Ownership debates usually center on a choice between capitalism (private ownership) and socialism (government ownership). They largely avoid the foundational question: Is power shared and accountable to We the People—all the people? Similarly, discussions of individual rights, including rights of ownership, rarely note that all rights necessarily come with responsibilities.

The African Ubuntu Principle (“I am because we are”) of ecoʹnomics reminds us that Our wellbeing depends on life’s wellbeing. We must care for all of life, as life cares for us. We cannot care for ourselves, let alone for one another and Earth, if we lack the agency essential to do so. Capitalism vs. socialism is a false choice. Both public and private institutions must be accountable to We the People who in turn must act with recognition that our individual wellbeing depends on our collective wellbeing.

We might call it democratic capitalism, democratic socialism, or communitarianism,  whichever feels most comfortable. What is important is that the system distributes and localizes power and recognizes the essential responsibilities that come with being a member of a choice-making species of unusual talents. Arguing about the name rather than the substance is a diversion. The real choice is between democracy (distributed power) and monopoly (concentrated power) and between individualism (me) and communitarianism (we).

The culture and institutions championed by the cult of ego’-nomics are driving the global economy toward ever greater concentration of power and corresponding dysfunction at a breathtaking rate. We are moving toward a monopoly capitalism so extreme that we can begin to imagine a world in which one person owns everything. Already the individuals who control access to a means of living for most of the world’s people could be seated around a single board room table.

By January 2020, the wealth of just 26 billionaires had grown to exceed that of the poorest half of humanity—3.9 billion people. As ordinary people struggled to survive the COVID-19 economic shutdown, the world’s richest billionaires were enjoying a bonanza so extreme that Bloomberg now publishes daily financial results for the world’s richest people. On November 12, 2020, it reported that the total net worth of Jeff Bezos, the world’s richest person, stood at $183 billion. He was down $1.45 billion from the day before but was up $68 billion since the beginning of the year. Soon after, he was competing day by day with Elon Musk as the world’s richest person as the fortunes of each fluctuated by a billion dollars or more per day. This is not democracy and it is not a market economy. It is difficult to imagine greater proof of extreme economic dysfunction.

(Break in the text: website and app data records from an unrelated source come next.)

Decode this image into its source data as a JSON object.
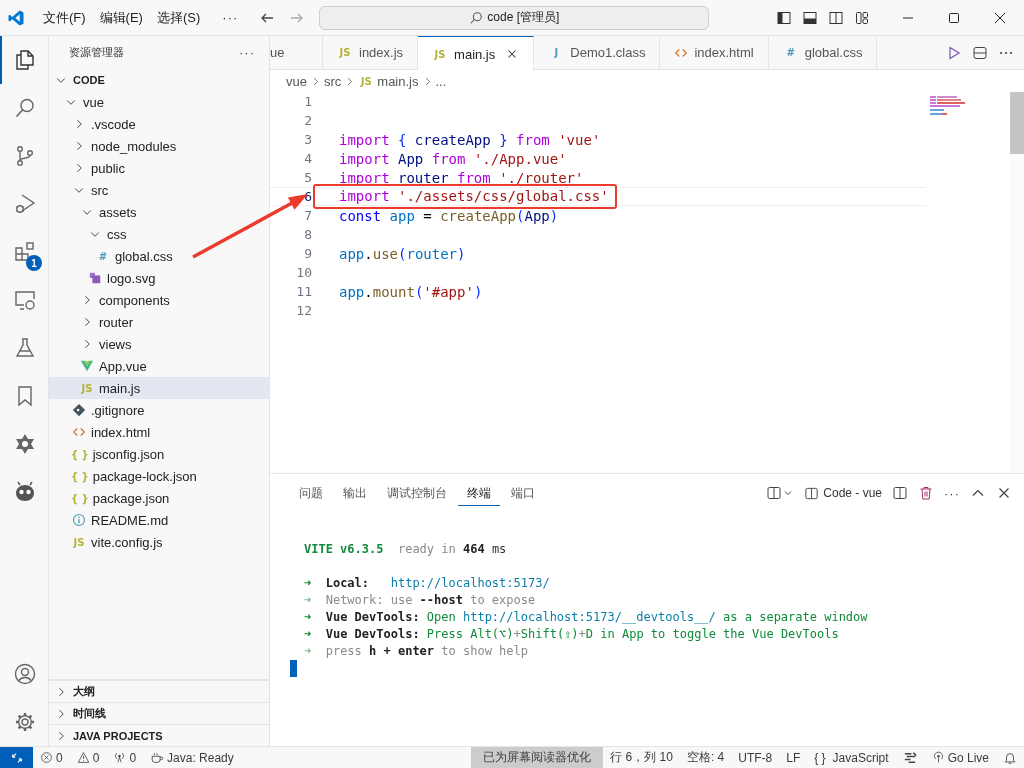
{
  "titlebar": {
    "menus": [
      {
        "label": "文件(F)"
      },
      {
        "label": "编辑(E)"
      },
      {
        "label": "选择(S)"
      }
    ],
    "more": "···",
    "search": "code [管理员]"
  },
  "activity_bar": {
    "items": [
      {
        "kind": "explorer",
        "selected": true
      },
      {
        "kind": "search",
        "selected": false
      },
      {
        "kind": "source-control",
        "selected": false
      },
      {
        "kind": "run-debug",
        "selected": false
      },
      {
        "kind": "extensions",
        "selected": false,
        "badge": "1"
      },
      {
        "kind": "remote",
        "selected": false
      },
      {
        "kind": "testing",
        "selected": false
      },
      {
        "kind": "bookmarks",
        "selected": false
      },
      {
        "kind": "star",
        "selected": false
      },
      {
        "kind": "robot",
        "selected": false
      }
    ],
    "bottom": [
      {
        "kind": "account"
      },
      {
        "kind": "settings"
      }
    ]
  },
  "sidebar": {
    "title": "资源管理器",
    "more": "···",
    "root": {
      "title": "CODE",
      "expanded": true
    },
    "tree": [
      {
        "label": "vue",
        "kind": "folder",
        "expanded": true,
        "selected": false,
        "children": [
          {
            "label": ".vscode",
            "kind": "folder",
            "expanded": false,
            "selected": false
          },
          {
            "label": "node_modules",
            "kind": "folder",
            "expanded": false,
            "selected": false
          },
          {
            "label": "public",
            "kind": "folder",
            "expanded": false,
            "selected": false
          },
          {
            "label": "src",
            "kind": "folder",
            "expanded": true,
            "selected": false,
            "children": [
              {
                "label": "assets",
                "kind": "folder",
                "expanded": true,
                "selected": false,
                "children": [
                  {
                    "label": "css",
                    "kind": "folder",
                    "expanded": true,
                    "selected": false,
                    "children": [
                      {
                        "label": "global.css",
                        "kind": "css",
                        "icon_text": "#",
                        "selected": false
                      }
                    ]
                  },
                  {
                    "label": "logo.svg",
                    "kind": "svg",
                    "selected": false
                  }
                ]
              },
              {
                "label": "components",
                "kind": "folder",
                "expanded": false,
                "selected": false
              },
              {
                "label": "router",
                "kind": "folder",
                "expanded": false,
                "selected": false
              },
              {
                "label": "views",
                "kind": "folder",
                "expanded": false,
                "selected": false
              },
              {
                "label": "App.vue",
                "kind": "vue",
                "selected": false
              },
              {
                "label": "main.js",
                "kind": "js",
                "icon_text": "JS",
                "selected": true
              }
            ]
          },
          {
            "label": ".gitignore",
            "kind": "git",
            "selected": false
          },
          {
            "label": "index.html",
            "kind": "html",
            "selected": false
          },
          {
            "label": "jsconfig.json",
            "kind": "json",
            "icon_text": "{ }",
            "selected": false
          },
          {
            "label": "package-lock.json",
            "kind": "json",
            "icon_text": "{ }",
            "selected": false
          },
          {
            "label": "package.json",
            "kind": "json",
            "icon_text": "{ }",
            "selected": false
          },
          {
            "label": "README.md",
            "kind": "info",
            "selected": false
          },
          {
            "label": "vite.config.js",
            "kind": "js",
            "icon_text": "JS",
            "selected": false
          }
        ]
      }
    ],
    "sections": [
      {
        "title": "大纲",
        "expanded": false
      },
      {
        "title": "时间线",
        "expanded": false
      },
      {
        "title": "JAVA PROJECTS",
        "expanded": false
      }
    ]
  },
  "tabs": [
    {
      "label": "ue",
      "kind": "none",
      "selected": false
    },
    {
      "label": "index.js",
      "kind": "js",
      "icon_text": "JS",
      "selected": false
    },
    {
      "label": "main.js",
      "kind": "js",
      "icon_text": "JS",
      "selected": true
    },
    {
      "label": "Demo1.class",
      "kind": "java",
      "icon_text": "J",
      "selected": false
    },
    {
      "label": "index.html",
      "kind": "html",
      "selected": false
    },
    {
      "label": "global.css",
      "kind": "css",
      "icon_text": "#",
      "selected": false
    }
  ],
  "breadcrumb": [
    {
      "label": "vue",
      "kind": "none"
    },
    {
      "label": "src",
      "kind": "none"
    },
    {
      "label": "main.js",
      "kind": "js",
      "icon_text": "JS"
    },
    {
      "label": "...",
      "kind": "none"
    }
  ],
  "code": [
    {
      "number": "1"
    },
    {
      "number": "2"
    },
    {
      "number": "3",
      "tokens": [
        {
          "text": "import",
          "kind": "kw"
        },
        {
          "text": " {",
          "kind": "brace"
        },
        {
          "text": " createApp ",
          "kind": "var"
        },
        {
          "text": "}",
          "kind": "brace"
        },
        {
          "text": " from",
          "kind": "kw"
        },
        {
          "text": " 'vue'",
          "kind": "str"
        }
      ]
    },
    {
      "number": "4",
      "tokens": [
        {
          "text": "import",
          "kind": "kw"
        },
        {
          "text": " App ",
          "kind": "var"
        },
        {
          "text": "from",
          "kind": "kw"
        },
        {
          "text": " './App.vue'",
          "kind": "str"
        }
      ]
    },
    {
      "number": "5",
      "tokens": [
        {
          "text": "import",
          "kind": "kw"
        },
        {
          "text": " router ",
          "kind": "var"
        },
        {
          "text": "from",
          "kind": "kw"
        },
        {
          "text": " './router'",
          "kind": "str"
        }
      ]
    },
    {
      "number": "6",
      "current": true,
      "annotated": true,
      "tokens": [
        {
          "text": "import",
          "kind": "kw"
        },
        {
          "text": " './assets/css/global.css'",
          "kind": "str"
        }
      ]
    },
    {
      "number": "7",
      "tokens": [
        {
          "text": "const",
          "kind": "storage"
        },
        {
          "text": " app",
          "kind": "var2"
        },
        {
          "text": " =",
          "kind": "plain"
        },
        {
          "text": " createApp",
          "kind": "fn"
        },
        {
          "text": "(",
          "kind": "brace"
        },
        {
          "text": "App",
          "kind": "var"
        },
        {
          "text": ")",
          "kind": "brace"
        }
      ]
    },
    {
      "number": "8"
    },
    {
      "number": "9",
      "tokens": [
        {
          "text": "app",
          "kind": "var2"
        },
        {
          "text": ".",
          "kind": "plain"
        },
        {
          "text": "use",
          "kind": "fn"
        },
        {
          "text": "(",
          "kind": "brace"
        },
        {
          "text": "router",
          "kind": "var2"
        },
        {
          "text": ")",
          "kind": "brace"
        }
      ]
    },
    {
      "number": "10"
    },
    {
      "number": "11",
      "tokens": [
        {
          "text": "app",
          "kind": "var2"
        },
        {
          "text": ".",
          "kind": "plain"
        },
        {
          "text": "mount",
          "kind": "fn"
        },
        {
          "text": "(",
          "kind": "brace"
        },
        {
          "text": "'#app'",
          "kind": "str"
        },
        {
          "text": ")",
          "kind": "brace"
        }
      ]
    },
    {
      "number": "12"
    }
  ],
  "panel": {
    "tabs": [
      {
        "label": "问题",
        "selected": false
      },
      {
        "label": "输出",
        "selected": false
      },
      {
        "label": "调试控制台",
        "selected": false
      },
      {
        "label": "终端",
        "selected": true
      },
      {
        "label": "端口",
        "selected": false
      }
    ],
    "terminal_name": "Code - vue",
    "more": "···",
    "terminal": [
      {
        "kind": "text",
        "tokens": [
          {
            "text": "VITE v6.3.5",
            "kind": "green-bold"
          },
          {
            "text": "  ready in ",
            "kind": "dim"
          },
          {
            "text": "464",
            "kind": "bold"
          },
          {
            "text": " ms",
            "kind": "plain"
          }
        ]
      },
      {
        "kind": "blank"
      },
      {
        "kind": "text",
        "tokens": [
          {
            "text": "➜",
            "kind": "green-bold"
          },
          {
            "text": "  Local:",
            "kind": "bold"
          },
          {
            "text": "   http://localhost:5173/",
            "kind": "cyan"
          }
        ]
      },
      {
        "kind": "text",
        "tokens": [
          {
            "text": "➜",
            "kind": "dim-green"
          },
          {
            "text": "  Network: use ",
            "kind": "dim"
          },
          {
            "text": "--host",
            "kind": "bold"
          },
          {
            "text": " to expose",
            "kind": "dim"
          }
        ]
      },
      {
        "kind": "text",
        "tokens": [
          {
            "text": "➜",
            "kind": "green-bold"
          },
          {
            "text": "  Vue DevTools: ",
            "kind": "bold"
          },
          {
            "text": "Open ",
            "kind": "green"
          },
          {
            "text": "http://localhost:5173/__devtools__/",
            "kind": "cyan"
          },
          {
            "text": " as a separate window",
            "kind": "green"
          }
        ]
      },
      {
        "kind": "text",
        "tokens": [
          {
            "text": "➜",
            "kind": "green-bold"
          },
          {
            "text": "  Vue DevTools: ",
            "kind": "bold"
          },
          {
            "text": "Press ",
            "kind": "green"
          },
          {
            "text": "Alt(⌥)",
            "kind": "green"
          },
          {
            "text": "+",
            "kind": "dim"
          },
          {
            "text": "Shift(⇧)",
            "kind": "green"
          },
          {
            "text": "+",
            "kind": "dim"
          },
          {
            "text": "D in App to toggle the Vue DevTools",
            "kind": "green"
          }
        ]
      },
      {
        "kind": "text",
        "tokens": [
          {
            "text": "➜",
            "kind": "dim-green"
          },
          {
            "text": "  press ",
            "kind": "dim"
          },
          {
            "text": "h + enter",
            "kind": "bold"
          },
          {
            "text": " to show help",
            "kind": "dim"
          }
        ]
      }
    ]
  },
  "status_bar": {
    "left": [
      {
        "kind": "remote"
      },
      {
        "kind": "errors",
        "text": "0"
      },
      {
        "kind": "warnings",
        "text": "0"
      },
      {
        "kind": "ports",
        "text": "0"
      },
      {
        "kind": "java",
        "text": "Java: Ready"
      }
    ],
    "right": [
      {
        "kind": "screen-reader",
        "text": "已为屏幕阅读器优化"
      },
      {
        "kind": "plain",
        "text": "行 6，列 10"
      },
      {
        "kind": "plain",
        "text": "空格: 4"
      },
      {
        "kind": "plain",
        "text": "UTF-8"
      },
      {
        "kind": "plain",
        "text": "LF"
      },
      {
        "kind": "language",
        "icon_text": "{ }",
        "text": "JavaScript"
      },
      {
        "kind": "prettier"
      },
      {
        "kind": "golive",
        "text": "Go Live"
      },
      {
        "kind": "bell"
      }
    ]
  }
}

The current global system of monopoly capitalism features four castes competing for access to the products of human labor and the regenerative systems of a finite living Earth.

  1. The Monopolist Caste. The shrinking caste of people who aspire to own everything.
  2. The Loyal Servants Caste. The tech and finance workers dedicated to serving the monopolists for generous pay and benefits.
  3. Essential Workers Caste. Society’s caretakers who struggle daily to pay the rent and put food on the table.
  4. The Untouchables Caste. The jobless, penniless, homeless whose existence holds the Loyal Servants and Essential Workers in line through their terror of falling into the Untouchables Caste.

Monopoly capitalism progressed through three stages as the few consolidated control of the means of living to control and exploit the many.

  • Stage 1: Monopolize Land, the source of the essential means of living on which we all depend through enclosure of the commons, foreclosure on indebtedness, low priced contacts to favored corporations to exploit public lands.
  • Stage 2: Monopolize Industry, control of machines that increase the efficiency of labor. Reducing demand for labor reduces the labor price and bargaining power, a boon to the owners of industry. The rich get richer and the poor get poorer.
  • Stage 3: Monopolize Knowledge and Money, control of intellectual property and tokens of exchange. Control of money has been at issue for a long time. But never have so many been so dependent on money to live and never has its control by private bankers and financiers with no sense of responsibility to and for the community been more complete.

The rich get richer. The poor get poorer through no fault of their own. And abuse of the natural commons disrupts Earth’s ability to sustain life. Ultimately, monopoly capitalism makes everyone a loser.

As our current politics make ever more clear, political democracy depends on economic democracy. If private property is a good thing, then the ideal is a society in which everyone has some. Democracy and the wellbeing of life depend on sharing power and responsibility.

Democratic capitalism rests on cooperative worker/community ownership. Facilitating our deepening understanding of how best to define and structure the rights and responsibilities of ownership will be a major challenge of ecoʹ-nomics. Think of it as capitalism’s potential fourth stage potential creation of an awakened people.